**What is required**
Print the following entries without any change.

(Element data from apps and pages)

+++

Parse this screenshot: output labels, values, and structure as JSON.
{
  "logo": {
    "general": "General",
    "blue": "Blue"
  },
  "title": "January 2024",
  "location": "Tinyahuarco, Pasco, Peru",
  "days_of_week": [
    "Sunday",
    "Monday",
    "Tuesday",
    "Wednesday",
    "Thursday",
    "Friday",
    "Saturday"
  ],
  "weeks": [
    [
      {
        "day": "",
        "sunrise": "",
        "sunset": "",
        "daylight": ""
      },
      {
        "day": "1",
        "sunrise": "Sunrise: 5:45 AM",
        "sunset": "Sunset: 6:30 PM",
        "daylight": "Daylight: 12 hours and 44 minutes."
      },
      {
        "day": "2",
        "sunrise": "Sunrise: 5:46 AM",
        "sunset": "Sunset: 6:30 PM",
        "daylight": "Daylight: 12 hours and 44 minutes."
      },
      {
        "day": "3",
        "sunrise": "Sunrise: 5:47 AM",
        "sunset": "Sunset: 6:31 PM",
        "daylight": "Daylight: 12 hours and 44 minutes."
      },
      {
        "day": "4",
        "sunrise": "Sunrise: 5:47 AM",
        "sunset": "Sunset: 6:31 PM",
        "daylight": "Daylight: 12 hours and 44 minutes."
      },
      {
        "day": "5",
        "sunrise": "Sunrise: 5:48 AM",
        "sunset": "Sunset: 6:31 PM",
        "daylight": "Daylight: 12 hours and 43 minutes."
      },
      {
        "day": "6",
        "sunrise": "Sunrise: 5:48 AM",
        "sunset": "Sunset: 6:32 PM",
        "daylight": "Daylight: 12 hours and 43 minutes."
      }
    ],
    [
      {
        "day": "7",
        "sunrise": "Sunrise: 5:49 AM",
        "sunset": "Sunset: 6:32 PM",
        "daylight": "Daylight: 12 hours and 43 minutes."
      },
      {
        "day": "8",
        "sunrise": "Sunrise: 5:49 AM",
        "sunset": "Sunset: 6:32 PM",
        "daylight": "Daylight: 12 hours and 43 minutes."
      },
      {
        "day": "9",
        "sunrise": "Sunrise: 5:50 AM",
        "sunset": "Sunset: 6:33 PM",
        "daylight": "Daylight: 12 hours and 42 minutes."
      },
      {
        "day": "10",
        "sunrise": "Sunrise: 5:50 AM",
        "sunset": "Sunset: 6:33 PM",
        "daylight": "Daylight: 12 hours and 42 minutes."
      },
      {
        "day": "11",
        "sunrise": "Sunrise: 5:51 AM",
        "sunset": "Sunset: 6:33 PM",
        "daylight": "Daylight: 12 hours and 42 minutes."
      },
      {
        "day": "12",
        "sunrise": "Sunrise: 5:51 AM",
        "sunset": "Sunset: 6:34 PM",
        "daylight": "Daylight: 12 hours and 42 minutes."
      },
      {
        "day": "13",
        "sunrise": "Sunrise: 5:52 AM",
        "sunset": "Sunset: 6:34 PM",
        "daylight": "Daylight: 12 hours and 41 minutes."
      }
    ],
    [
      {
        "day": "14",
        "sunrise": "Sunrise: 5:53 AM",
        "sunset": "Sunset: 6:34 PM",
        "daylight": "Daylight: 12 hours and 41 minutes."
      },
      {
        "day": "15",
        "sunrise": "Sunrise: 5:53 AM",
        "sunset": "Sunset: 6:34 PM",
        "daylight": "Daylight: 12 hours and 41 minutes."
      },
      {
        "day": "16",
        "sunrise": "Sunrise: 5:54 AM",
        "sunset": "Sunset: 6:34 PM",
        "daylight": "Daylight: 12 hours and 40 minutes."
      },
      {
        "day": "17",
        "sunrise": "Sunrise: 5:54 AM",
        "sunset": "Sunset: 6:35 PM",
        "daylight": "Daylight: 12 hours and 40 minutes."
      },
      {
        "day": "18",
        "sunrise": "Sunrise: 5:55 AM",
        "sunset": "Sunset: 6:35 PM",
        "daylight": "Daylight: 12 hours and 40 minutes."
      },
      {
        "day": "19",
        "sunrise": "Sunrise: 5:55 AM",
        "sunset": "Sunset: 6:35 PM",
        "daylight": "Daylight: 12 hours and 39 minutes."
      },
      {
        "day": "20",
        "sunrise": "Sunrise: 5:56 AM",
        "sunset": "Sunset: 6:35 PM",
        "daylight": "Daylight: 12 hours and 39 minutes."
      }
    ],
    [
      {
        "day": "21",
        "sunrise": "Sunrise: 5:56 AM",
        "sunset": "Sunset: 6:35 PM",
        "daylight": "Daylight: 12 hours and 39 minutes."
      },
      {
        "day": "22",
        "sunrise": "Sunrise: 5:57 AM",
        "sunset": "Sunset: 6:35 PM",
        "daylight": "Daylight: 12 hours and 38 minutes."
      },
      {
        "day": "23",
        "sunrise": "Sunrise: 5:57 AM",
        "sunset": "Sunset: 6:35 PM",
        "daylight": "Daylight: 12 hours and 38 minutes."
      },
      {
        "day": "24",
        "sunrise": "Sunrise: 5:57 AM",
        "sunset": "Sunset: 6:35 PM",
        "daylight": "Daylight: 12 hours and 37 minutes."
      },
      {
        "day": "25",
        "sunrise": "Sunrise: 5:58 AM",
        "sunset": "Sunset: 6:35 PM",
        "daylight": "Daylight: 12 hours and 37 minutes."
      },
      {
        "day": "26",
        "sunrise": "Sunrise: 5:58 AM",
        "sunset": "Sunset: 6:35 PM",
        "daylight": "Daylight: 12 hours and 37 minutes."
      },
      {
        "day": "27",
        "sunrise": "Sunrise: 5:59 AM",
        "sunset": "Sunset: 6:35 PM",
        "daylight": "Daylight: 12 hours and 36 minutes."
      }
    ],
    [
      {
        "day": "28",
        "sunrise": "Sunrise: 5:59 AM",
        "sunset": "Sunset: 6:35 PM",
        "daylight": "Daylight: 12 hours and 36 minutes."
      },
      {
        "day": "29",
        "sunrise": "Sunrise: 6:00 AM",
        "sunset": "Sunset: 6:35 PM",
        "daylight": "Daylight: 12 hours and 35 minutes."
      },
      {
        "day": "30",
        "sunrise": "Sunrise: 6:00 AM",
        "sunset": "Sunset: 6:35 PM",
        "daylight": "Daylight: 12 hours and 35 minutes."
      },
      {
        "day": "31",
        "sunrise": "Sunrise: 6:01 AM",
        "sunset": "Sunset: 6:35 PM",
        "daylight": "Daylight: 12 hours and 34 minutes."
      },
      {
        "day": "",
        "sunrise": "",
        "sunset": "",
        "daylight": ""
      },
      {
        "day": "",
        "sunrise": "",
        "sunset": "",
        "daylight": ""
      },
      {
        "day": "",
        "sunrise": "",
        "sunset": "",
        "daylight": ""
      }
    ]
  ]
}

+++

**Worked solution**
Parse this screenshot: output labels, values, and structure as JSON.
{
  "logo": {
    "general": "General",
    "blue": "Blue"
  },
  "title": "January 2024",
  "location": "Tinyahuarco, Pasco, Peru",
  "days_of_week": [
    "Sunday",
    "Monday",
    "Tuesday",
    "Wednesday",
    "Thursday",
    "Friday",
    "Saturday"
  ],
  "weeks": [
    [
      {
        "day": "",
        "sunrise": "",
        "sunset": "",
        "daylight": ""
      },
      {
        "day": "1",
        "sunrise": "Sunrise: 5:45 AM",
        "sunset": "Sunset: 6:30 PM",
        "daylight": "Daylight: 12 hours and 44 minutes."
      },
      {
        "day": "2",
        "sunrise": "Sunrise: 5:46 AM",
        "sunset": "Sunset: 6:30 PM",
        "daylight": "Daylight: 12 hours and 44 minutes."
      },
      {
        "day": "3",
        "sunrise": "Sunrise: 5:47 AM",
        "sunset": "Sunset: 6:31 PM",
        "daylight": "Daylight: 12 hours and 44 minutes."
      },
      {
        "day": "4",
        "sunrise": "Sunrise: 5:47 AM",
        "sunset": "Sunset: 6:31 PM",
        "daylight": "Daylight: 12 hours and 44 minutes."
      },
      {
        "day": "5",
        "sunrise": "Sunrise: 5:48 AM",
        "sunset": "Sunset: 6:31 PM",
        "daylight": "Daylight: 12 hours and 43 minutes."
      },
      {
        "day": "6",
        "sunrise": "Sunrise: 5:48 AM",
        "sunset": "Sunset: 6:32 PM",
        "daylight": "Daylight: 12 hours and 43 minutes."
      }
    ],
    [
      {
        "day": "7",
        "sunrise": "Sunrise: 5:49 AM",
        "sunset": "Sunset: 6:32 PM",
        "daylight": "Daylight: 12 hours and 43 minutes."
      },
      {
        "day": "8",
        "sunrise": "Sunrise: 5:49 AM",
        "sunset": "Sunset: 6:32 PM",
        "daylight": "Daylight: 12 hours and 43 minutes."
      },
      {
        "day": "9",
        "sunrise": "Sunrise: 5:50 AM",
        "sunset": "Sunset: 6:33 PM",
        "daylight": "Daylight: 12 hours and 42 minutes."
      },
      {
        "day": "10",
        "sunrise": "Sunrise: 5:50 AM",
        "sunset": "Sunset: 6:33 PM",
        "daylight": "Daylight: 12 hours and 42 minutes."
      },
      {
        "day": "11",
        "sunrise": "Sunrise: 5:51 AM",
        "sunset": "Sunset: 6:33 PM",
        "daylight": "Daylight: 12 hours and 42 minutes."
      },
      {
        "day": "12",
        "sunrise": "Sunrise: 5:51 AM",
        "sunset": "Sunset: 6:34 PM",
        "daylight": "Daylight: 12 hours and 42 minutes."
      },
      {
        "day": "13",
        "sunrise": "Sunrise: 5:52 AM",
        "sunset": "Sunset: 6:34 PM",
        "daylight": "Daylight: 12 hours and 41 minutes."
      }
    ],
    [
      {
        "day": "14",
        "sunrise": "Sunrise: 5:53 AM",
        "sunset": "Sunset: 6:34 PM",
        "daylight": "Daylight: 12 hours and 41 minutes."
      },
      {
        "day": "15",
        "sunrise": "Sunrise: 5:53 AM",
        "sunset": "Sunset: 6:34 PM",
        "daylight": "Daylight: 12 hours and 41 minutes."
      },
      {
        "day": "16",
        "sunrise": "Sunrise: 5:54 AM",
        "sunset": "Sunset: 6:34 PM",
        "daylight": "Daylight: 12 hours and 40 minutes."
      },
      {
        "day": "17",
        "sunrise": "Sunrise: 5:54 AM",
        "sunset": "Sunset: 6:35 PM",
        "daylight": "Daylight: 12 hours and 40 minutes."
      },
      {
        "day": "18",
        "sunrise": "Sunrise: 5:55 AM",
        "sunset": "Sunset: 6:35 PM",
        "daylight": "Daylight: 12 hours and 40 minutes."
      },
      {
        "day": "19",
        "sunrise": "Sunrise: 5:55 AM",
        "sunset": "Sunset: 6:35 PM",
        "daylight": "Daylight: 12 hours and 39 minutes."
      },
      {
        "day": "20",
        "sunrise": "Sunrise: 5:56 AM",
        "sunset": "Sunset: 6:35 PM",
        "daylight": "Daylight: 12 hours and 39 minutes."
      }
    ],
    [
      {
        "day": "21",
        "sunrise": "Sunrise: 5:56 AM",
        "sunset": "Sunset: 6:35 PM",
        "daylight": "Daylight: 12 hours and 39 minutes."
      },
      {
        "day": "22",
        "sunrise": "Sunrise: 5:57 AM",
        "sunset": "Sunset: 6:35 PM",
        "daylight": "Daylight: 12 hours and 38 minutes."
      },
      {
        "day": "23",
        "sunrise": "Sunrise: 5:57 AM",
        "sunset": "Sunset: 6:35 PM",
        "daylight": "Daylight: 12 hours and 38 minutes."
      },
      {
        "day": "24",
        "sunrise": "Sunrise: 5:57 AM",
        "sunset": "Sunset: 6:35 PM",
        "daylight": "Daylight: 12 hours and 37 minutes."
      },
      {
        "day": "25",
        "sunrise": "Sunrise: 5:58 AM",
        "sunset": "Sunset: 6:35 PM",
        "daylight": "Daylight: 12 hours and 37 minutes."
      },
      {
        "day": "26",
        "sunrise": "Sunrise: 5:58 AM",
        "sunset": "Sunset: 6:35 PM",
        "daylight": "Daylight: 12 hours and 37 minutes."
      },
      {
        "day": "27",
        "sunrise": "Sunrise: 5:59 AM",
        "sunset": "Sunset: 6:35 PM",
        "daylight": "Daylight: 12 hours and 36 minutes."
      }
    ],
    [
      {
        "day": "28",
        "sunrise": "Sunrise: 5:59 AM",
        "sunset": "Sunset: 6:35 PM",
        "daylight": "Daylight: 12 hours and 36 minutes."
      },
      {
        "day": "29",
        "sunrise": "Sunrise: 6:00 AM",
        "sunset": "Sunset: 6:35 PM",
        "daylight": "Daylight: 12 hours and 35 minutes."
      },
      {
        "day": "30",
        "sunrise": "Sunrise: 6:00 AM",
        "sunset": "Sunset: 6:35 PM",
        "daylight": "Daylight: 12 hours and 35 minutes."
      },
      {
        "day": "31",
        "sunrise": "Sunrise: 6:01 AM",
        "sunset": "Sunset: 6:35 PM",
        "daylight": "Daylight: 12 hours and 34 minutes."
      },
      {
        "day": "",
        "sunrise": "",
        "sunset": "",
        "daylight": ""
      },
      {
        "day": "",
        "sunrise": "",
        "sunset": "",
        "daylight": ""
      },
      {
        "day": "",
        "sunrise": "",
        "sunset": "",
        "daylight": ""
      }
    ]
  ]
}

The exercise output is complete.